During the phase of rapid weight loss, calorie intake is much less than the body needs, and protein intake is marginal. Your body reacts to this deprivation in various ways, with a common side effect being hair thinning. This is a transient effect and resolves itself when nutrition and weight stabilize. Hair loss usually occurs anywhere from three to nine months after surgery.
To minimize hair loss, take your multivitamins daily and consume at least 75 grams of protein per day. Nioxin shampoo has been shown to be helpful for some patients, as well as biotin tablets or powder.
We recommend avoiding hair treatments and permanents to prevent stressing your hair from the outside, too.

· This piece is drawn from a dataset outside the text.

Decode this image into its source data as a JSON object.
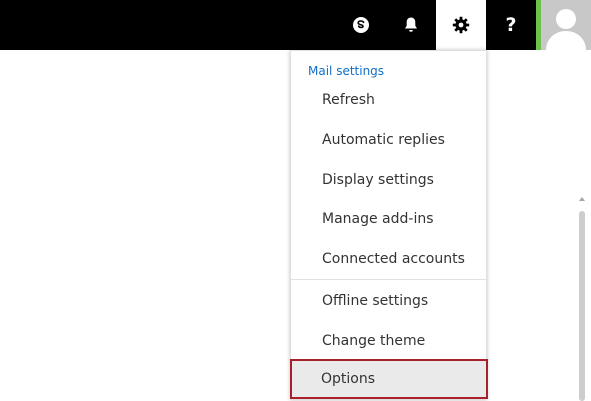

Skin texture and appearance may also change after bariatric surgery. It is not uncommon for patients to develop acne or dry skin after surgery, since protein, vitamins and water intake are also important for healthy skin.
Scars are expected after any surgery. The size of your scars depends on the type of bariatric surgery you had (open versus laparoscopic), the sutures used and how your body heals. If you would like to make your scars less visible, once your incisions are fully healed, you may start using silicone pads and scar-minimizing creams to make the scars look softer, smoother, flatter and closer to your skin’s natural color.
Be sure to keep your scars out of the sunlight to help them heal properly.
Sexuality and Pregnancy
You may resume sexual activity when you feel physically and emotionally stable.
Women need to use a mechanical form of birth control, as fertility may be increased with weight loss and oral contraceptives may not be fully absorbed.
Many severely obese women are also infertile, because the fatty tissue soaks up the normal hormones and makes some of its own as well. This may confuse the ovaries and uterus and cause a lack of ovulation. As weight loss occurs, this situation may change quickly.
You may start planning a pregnancy after weight loss stabilizes, but it is imperative not to become pregnant during the first 18 months after your surgery, since both you and the baby need to be healthy and safe.
If you do become pregnant, please arrange for your obstetrician/gynecologist to contact your surgeon’s office. They will discuss specific information about your surgery, so they can work together to provide you with the best prenatal care.
A Lifelong Commitment
After surgery, you must be committed to regularly taking vitamins and supplements, eating healthfully, attending follow-up appointments with your doctor, exercising and participating in support groups for life. Your emotional and physical well-being depends on this commitment.
Lack of exercise, poorly balanced meals, constant grazing, eating processed carbohydrates and drinking carbonated beverages are common causes of regaining weight after surgery. You will need to manage your food intake and exercise for the rest of your life.
Adhering to healthy nutrition guidelines after weight loss is essential for long-term success and weight maintenance. For optimal health, we recommend incorporating all of the food groups according to the American Dietetic Association (ADA) guidelines.
In a reduced calorie state, the body’s natural tendency is to use muscle for immediate energy needs. Therefore, it is essential to follow a strict fitness program after surgery. Exercising at least three times a week conserves lean muscle mass, burns fat and increases your potential for long-term success.
Because bariatric surgery changes the digestive process, lifelong vitamins and nutritional supplements are essential. Vitamin deficiencies are often predictable and preventable. Take your vitamins and supplements and commit to seeing your surgeon on a regular basis for lab work and follow-up.
This information is for educational purposes only and is not intended to replace the advice of your doctor or health care provider. We encourage you to discuss with your doctor any questions or concerns you may have.